A Sunday visitor. The nearest villages to the Brown's Island mullet camp both lay 12 miles west at the mouth of the New River, a long haul anyway you made it in that day. “Yet most Sundays the girls arrive,” the photographer, Charles A. Farrell, noted. This young fan of Mickey Mouse was Elizabeth Turner (later Taylor). She lived on her aunt’s farm on the other side of Browns Sound and often visited the fishermen with her aunt and sisters. “Every fishermen on the island wanted his picture made with this charming lass,” Farrell wrote on the back of the original print.
Mullet roe drying in the sun, Brown's Island, 1938. The salted and sun-dried egg sacs of jumping mullet were a local delicacy and at least occasionally brought high prices in the New York market. The big roe mullet usually began to appear in local waters in late October or early November.

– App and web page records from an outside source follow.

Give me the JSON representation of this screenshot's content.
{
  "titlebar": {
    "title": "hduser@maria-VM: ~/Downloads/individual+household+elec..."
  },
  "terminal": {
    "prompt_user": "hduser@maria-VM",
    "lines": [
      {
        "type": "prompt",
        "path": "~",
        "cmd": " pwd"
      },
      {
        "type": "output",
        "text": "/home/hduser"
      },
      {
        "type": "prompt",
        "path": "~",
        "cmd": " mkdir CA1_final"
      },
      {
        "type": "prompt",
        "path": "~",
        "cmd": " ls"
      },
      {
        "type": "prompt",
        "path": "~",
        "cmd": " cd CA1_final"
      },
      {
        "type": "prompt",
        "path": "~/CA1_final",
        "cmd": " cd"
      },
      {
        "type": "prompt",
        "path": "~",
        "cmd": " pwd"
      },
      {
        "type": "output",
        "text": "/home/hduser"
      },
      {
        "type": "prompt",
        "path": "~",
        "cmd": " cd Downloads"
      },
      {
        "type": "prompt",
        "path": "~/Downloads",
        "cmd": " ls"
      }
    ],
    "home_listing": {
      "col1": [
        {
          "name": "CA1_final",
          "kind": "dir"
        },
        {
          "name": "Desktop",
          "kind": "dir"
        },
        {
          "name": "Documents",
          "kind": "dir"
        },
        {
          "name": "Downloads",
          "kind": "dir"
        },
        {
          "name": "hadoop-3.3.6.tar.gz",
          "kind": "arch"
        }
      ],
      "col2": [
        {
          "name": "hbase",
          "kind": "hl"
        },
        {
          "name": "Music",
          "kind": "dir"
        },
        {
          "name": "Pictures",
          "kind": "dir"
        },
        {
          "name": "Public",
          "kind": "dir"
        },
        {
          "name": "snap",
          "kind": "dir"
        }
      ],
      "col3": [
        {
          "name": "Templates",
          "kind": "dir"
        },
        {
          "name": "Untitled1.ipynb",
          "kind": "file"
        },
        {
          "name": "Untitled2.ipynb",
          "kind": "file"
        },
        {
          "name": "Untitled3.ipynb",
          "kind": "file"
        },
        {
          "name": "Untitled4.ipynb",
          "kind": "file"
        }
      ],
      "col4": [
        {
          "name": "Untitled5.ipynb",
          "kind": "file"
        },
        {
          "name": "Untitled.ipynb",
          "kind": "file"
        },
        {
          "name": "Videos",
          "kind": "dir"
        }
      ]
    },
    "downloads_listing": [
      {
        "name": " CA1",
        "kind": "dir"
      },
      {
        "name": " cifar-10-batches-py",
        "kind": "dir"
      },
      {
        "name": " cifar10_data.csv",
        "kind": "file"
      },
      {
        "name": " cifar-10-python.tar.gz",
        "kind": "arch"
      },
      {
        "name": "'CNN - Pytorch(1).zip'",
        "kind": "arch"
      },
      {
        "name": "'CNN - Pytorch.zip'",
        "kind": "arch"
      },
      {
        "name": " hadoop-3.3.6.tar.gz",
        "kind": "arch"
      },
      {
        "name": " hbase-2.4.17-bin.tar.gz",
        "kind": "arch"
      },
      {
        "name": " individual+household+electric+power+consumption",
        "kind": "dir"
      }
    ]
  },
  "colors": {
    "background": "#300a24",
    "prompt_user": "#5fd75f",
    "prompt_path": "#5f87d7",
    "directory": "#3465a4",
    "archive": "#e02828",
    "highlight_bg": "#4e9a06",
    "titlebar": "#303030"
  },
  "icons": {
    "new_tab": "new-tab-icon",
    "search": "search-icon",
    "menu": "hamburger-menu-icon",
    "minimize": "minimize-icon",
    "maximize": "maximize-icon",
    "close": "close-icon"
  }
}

After slitting open the fish’s belly and removing the roe, the fishermen washed and salted the roe and let it soak in the salt for two or three hours.
Two fishermen, brothers Carroll Lawrence and Lloyd Lawrence, salting spots on the sound side of the mullet camp at Brown’s Island. Carroll is coating the fish in salt in the big tray, while Lloyd is packing the fish in kegs. Once packed in salt, the fish will keep throughout the winter and well beyond.
The Gillikins and Lawrences carrying their surfboat, loaded with the mullet seine, to its resting place above the high tide line. Two rows of fishermen lifted the boat holding strong beams across their shoulders fore and aft, secured to the boat by a pair of heavy lines that ran stem to stern.
Briant Gillikin leaning on a mullet boat by a dune on the ocean side of Brown’s Island.
An interior view of one of the mullet camp’s bunkhouses. Capt. Briant Gillikin, the number two man in the camp, rests in the bunk on the left. The man in the other bunk is unidentified. The pine board walls are reinforced with wooden crates, some of them probably containing canned goods.
Young fishermen in camp at Brown's Island. A pair of heavy ash push-poles or long oars rests against the tar paper-and-slat roof of one of the camp cabins. On the far left, behind the young man in bib overalls and a pith helmet, a line of cork floats dangles from a nail. A cooking pan hangs on the wall behind him, and a washbasin sits on a shelf next to the cabin door.
Buck Gillikin, cook. Young Gillikin is making biscuits in a one-room cabin that served both as a kitchen and one of half-a-dozen bunkhouses at Brown's Island.
Leonard Gillikin posing with pipe on the ocean beach at Brown's Island. He is leaning on a tripod, presumably one that Charles Farrell used to support his camera. Though relatively young—he was born in 1913— Gillikin was the lead man on the mullet gang at Brown’s Island.
Bedford Lawrence on the ocean beach at Brown’s Island.
A view of the mullet camp from the ocean dunes facing the sound side of the island.
In the autumn of 1938 a photographer named Charles A. Farrell visited a seasonal mullet fishing camp at Brown’s Island, in Onslow County, N.C.
While the Klan’s public rallies and cross burnings brought to mind a county fair or a church revival, the soul of the Ku Klux Klan revealed itself most plainly later in the night, after the children’s games had finished and the burning cross extinguished.